- [WHAT THE TASK REQUIRES]: Output every entry exactly as it appears.

═════ DATA SUPPLIED

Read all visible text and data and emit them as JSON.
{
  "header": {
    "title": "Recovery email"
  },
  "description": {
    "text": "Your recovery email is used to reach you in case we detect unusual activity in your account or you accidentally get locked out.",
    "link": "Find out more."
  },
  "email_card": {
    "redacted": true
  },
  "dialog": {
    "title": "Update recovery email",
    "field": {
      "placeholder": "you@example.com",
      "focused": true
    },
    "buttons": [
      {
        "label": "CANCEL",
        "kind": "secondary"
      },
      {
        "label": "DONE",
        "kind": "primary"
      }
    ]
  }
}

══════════

- [COMPLETED EXERCISE]:
Read all visible text and data and emit them as JSON.
{
  "header": {
    "title": "Recovery email"
  },
  "description": {
    "text": "Your recovery email is used to reach you in case we detect unusual activity in your account or you accidentally get locked out.",
    "link": "Find out more."
  },
  "email_card": {
    "redacted": true
  },
  "dialog": {
    "title": "Update recovery email",
    "field": {
      "placeholder": "you@example.com",
      "focused": true
    },
    "buttons": [
      {
        "label": "CANCEL",
        "kind": "secondary"
      },
      {
        "label": "DONE",
        "kind": "primary"
      }
    ]
  }
}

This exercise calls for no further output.